__About this task__.
Retype the entries word for word, leaving nothing out.

Records excerpted from a collection

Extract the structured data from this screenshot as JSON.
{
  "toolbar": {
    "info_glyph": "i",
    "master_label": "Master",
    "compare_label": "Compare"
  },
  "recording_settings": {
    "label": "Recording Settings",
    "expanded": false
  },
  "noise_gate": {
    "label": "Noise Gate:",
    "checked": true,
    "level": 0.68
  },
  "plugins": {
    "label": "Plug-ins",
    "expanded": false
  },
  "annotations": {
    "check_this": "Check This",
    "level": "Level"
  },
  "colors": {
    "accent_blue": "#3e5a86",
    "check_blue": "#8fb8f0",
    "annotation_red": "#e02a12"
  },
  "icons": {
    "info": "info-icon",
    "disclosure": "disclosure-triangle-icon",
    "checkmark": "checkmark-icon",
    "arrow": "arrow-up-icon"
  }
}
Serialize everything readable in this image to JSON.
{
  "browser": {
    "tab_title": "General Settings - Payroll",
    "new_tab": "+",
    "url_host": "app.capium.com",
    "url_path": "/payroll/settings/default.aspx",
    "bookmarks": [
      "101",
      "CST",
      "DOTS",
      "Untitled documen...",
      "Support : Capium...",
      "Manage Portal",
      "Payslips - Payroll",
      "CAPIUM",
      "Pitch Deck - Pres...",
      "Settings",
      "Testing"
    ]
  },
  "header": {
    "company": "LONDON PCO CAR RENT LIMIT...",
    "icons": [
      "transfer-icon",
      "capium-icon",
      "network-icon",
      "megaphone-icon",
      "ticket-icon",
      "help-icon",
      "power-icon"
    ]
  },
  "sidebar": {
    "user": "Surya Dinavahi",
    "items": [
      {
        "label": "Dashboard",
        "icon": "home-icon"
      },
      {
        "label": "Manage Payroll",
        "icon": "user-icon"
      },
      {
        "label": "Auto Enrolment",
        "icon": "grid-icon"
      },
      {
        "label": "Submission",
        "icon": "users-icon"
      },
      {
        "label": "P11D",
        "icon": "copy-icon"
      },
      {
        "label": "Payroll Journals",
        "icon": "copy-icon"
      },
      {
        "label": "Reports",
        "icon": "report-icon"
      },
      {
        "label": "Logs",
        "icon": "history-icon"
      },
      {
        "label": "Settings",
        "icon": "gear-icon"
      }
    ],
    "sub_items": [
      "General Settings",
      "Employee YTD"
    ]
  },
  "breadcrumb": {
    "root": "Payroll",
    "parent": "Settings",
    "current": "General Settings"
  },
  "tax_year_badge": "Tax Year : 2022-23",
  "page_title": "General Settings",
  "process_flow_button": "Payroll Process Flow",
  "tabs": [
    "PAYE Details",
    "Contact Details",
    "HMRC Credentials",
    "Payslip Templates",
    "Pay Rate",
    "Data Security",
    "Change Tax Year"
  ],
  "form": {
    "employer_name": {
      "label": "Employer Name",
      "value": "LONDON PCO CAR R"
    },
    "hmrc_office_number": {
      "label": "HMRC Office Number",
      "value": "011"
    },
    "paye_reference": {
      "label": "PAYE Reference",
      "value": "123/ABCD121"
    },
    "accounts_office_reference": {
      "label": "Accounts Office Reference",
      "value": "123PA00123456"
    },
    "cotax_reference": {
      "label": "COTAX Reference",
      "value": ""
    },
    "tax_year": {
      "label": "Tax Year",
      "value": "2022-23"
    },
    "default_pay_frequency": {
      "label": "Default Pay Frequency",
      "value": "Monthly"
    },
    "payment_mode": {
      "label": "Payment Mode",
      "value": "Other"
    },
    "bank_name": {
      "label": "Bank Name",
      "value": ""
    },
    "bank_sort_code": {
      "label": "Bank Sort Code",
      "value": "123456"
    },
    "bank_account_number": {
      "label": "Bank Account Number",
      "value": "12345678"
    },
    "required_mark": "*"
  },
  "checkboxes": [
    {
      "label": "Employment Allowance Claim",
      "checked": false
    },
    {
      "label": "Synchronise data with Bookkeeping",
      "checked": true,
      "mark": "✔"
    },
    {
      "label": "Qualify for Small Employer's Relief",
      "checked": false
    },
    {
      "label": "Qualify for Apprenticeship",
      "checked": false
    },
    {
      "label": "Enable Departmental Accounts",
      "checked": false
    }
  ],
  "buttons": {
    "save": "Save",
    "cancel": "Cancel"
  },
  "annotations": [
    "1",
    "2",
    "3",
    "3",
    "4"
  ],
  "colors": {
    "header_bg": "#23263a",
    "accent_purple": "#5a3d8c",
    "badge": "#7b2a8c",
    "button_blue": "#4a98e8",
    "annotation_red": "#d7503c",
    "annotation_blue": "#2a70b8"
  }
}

__Response to this exercise__.
Extract the structured data from this screenshot as JSON.
{
  "toolbar": {
    "info_glyph": "i",
    "master_label": "Master",
    "compare_label": "Compare"
  },
  "recording_settings": {
    "label": "Recording Settings",
    "expanded": false
  },
  "noise_gate": {
    "label": "Noise Gate:",
    "checked": true,
    "level": 0.68
  },
  "plugins": {
    "label": "Plug-ins",
    "expanded": false
  },
  "annotations": {
    "check_this": "Check This",
    "level": "Level"
  },
  "colors": {
    "accent_blue": "#3e5a86",
    "check_blue": "#8fb8f0",
    "annotation_red": "#e02a12"
  },
  "icons": {
    "info": "info-icon",
    "disclosure": "disclosure-triangle-icon",
    "checkmark": "checkmark-icon",
    "arrow": "arrow-up-icon"
  }
}
Serialize everything readable in this image to JSON.
{
  "browser": {
    "tab_title": "General Settings - Payroll",
    "new_tab": "+",
    "url_host": "app.capium.com",
    "url_path": "/payroll/settings/default.aspx",
    "bookmarks": [
      "101",
      "CST",
      "DOTS",
      "Untitled documen...",
      "Support : Capium...",
      "Manage Portal",
      "Payslips - Payroll",
      "CAPIUM",
      "Pitch Deck - Pres...",
      "Settings",
      "Testing"
    ]
  },
  "header": {
    "company": "LONDON PCO CAR RENT LIMIT...",
    "icons": [
      "transfer-icon",
      "capium-icon",
      "network-icon",
      "megaphone-icon",
      "ticket-icon",
      "help-icon",
      "power-icon"
    ]
  },
  "sidebar": {
    "user": "Surya Dinavahi",
    "items": [
      {
        "label": "Dashboard",
        "icon": "home-icon"
      },
      {
        "label": "Manage Payroll",
        "icon": "user-icon"
      },
      {
        "label": "Auto Enrolment",
        "icon": "grid-icon"
      },
      {
        "label": "Submission",
        "icon": "users-icon"
      },
      {
        "label": "P11D",
        "icon": "copy-icon"
      },
      {
        "label": "Payroll Journals",
        "icon": "copy-icon"
      },
      {
        "label": "Reports",
        "icon": "report-icon"
      },
      {
        "label": "Logs",
        "icon": "history-icon"
      },
      {
        "label": "Settings",
        "icon": "gear-icon"
      }
    ],
    "sub_items": [
      "General Settings",
      "Employee YTD"
    ]
  },
  "breadcrumb": {
    "root": "Payroll",
    "parent": "Settings",
    "current": "General Settings"
  },
  "tax_year_badge": "Tax Year : 2022-23",
  "page_title": "General Settings",
  "process_flow_button": "Payroll Process Flow",
  "tabs": [
    "PAYE Details",
    "Contact Details",
    "HMRC Credentials",
    "Payslip Templates",
    "Pay Rate",
    "Data Security",
    "Change Tax Year"
  ],
  "form": {
    "employer_name": {
      "label": "Employer Name",
      "value": "LONDON PCO CAR R"
    },
    "hmrc_office_number": {
      "label": "HMRC Office Number",
      "value": "011"
    },
    "paye_reference": {
      "label": "PAYE Reference",
      "value": "123/ABCD121"
    },
    "accounts_office_reference": {
      "label": "Accounts Office Reference",
      "value": "123PA00123456"
    },
    "cotax_reference": {
      "label": "COTAX Reference",
      "value": ""
    },
    "tax_year": {
      "label": "Tax Year",
      "value": "2022-23"
    },
    "default_pay_frequency": {
      "label": "Default Pay Frequency",
      "value": "Monthly"
    },
    "payment_mode": {
      "label": "Payment Mode",
      "value": "Other"
    },
    "bank_name": {
      "label": "Bank Name",
      "value": ""
    },
    "bank_sort_code": {
      "label": "Bank Sort Code",
      "value": "123456"
    },
    "bank_account_number": {
      "label": "Bank Account Number",
      "value": "12345678"
    },
    "required_mark": "*"
  },
  "checkboxes": [
    {
      "label": "Employment Allowance Claim",
      "checked": false
    },
    {
      "label": "Synchronise data with Bookkeeping",
      "checked": true,
      "mark": "✔"
    },
    {
      "label": "Qualify for Small Employer's Relief",
      "checked": false
    },
    {
      "label": "Qualify for Apprenticeship",
      "checked": false
    },
    {
      "label": "Enable Departmental Accounts",
      "checked": false
    }
  ],
  "buttons": {
    "save": "Save",
    "cancel": "Cancel"
  },
  "annotations": [
    "1",
    "2",
    "3",
    "3",
    "4"
  ],
  "colors": {
    "header_bg": "#23263a",
    "accent_purple": "#5a3d8c",
    "badge": "#7b2a8c",
    "button_blue": "#4a98e8",
    "annotation_red": "#d7503c",
    "annotation_blue": "#2a70b8"
  }
}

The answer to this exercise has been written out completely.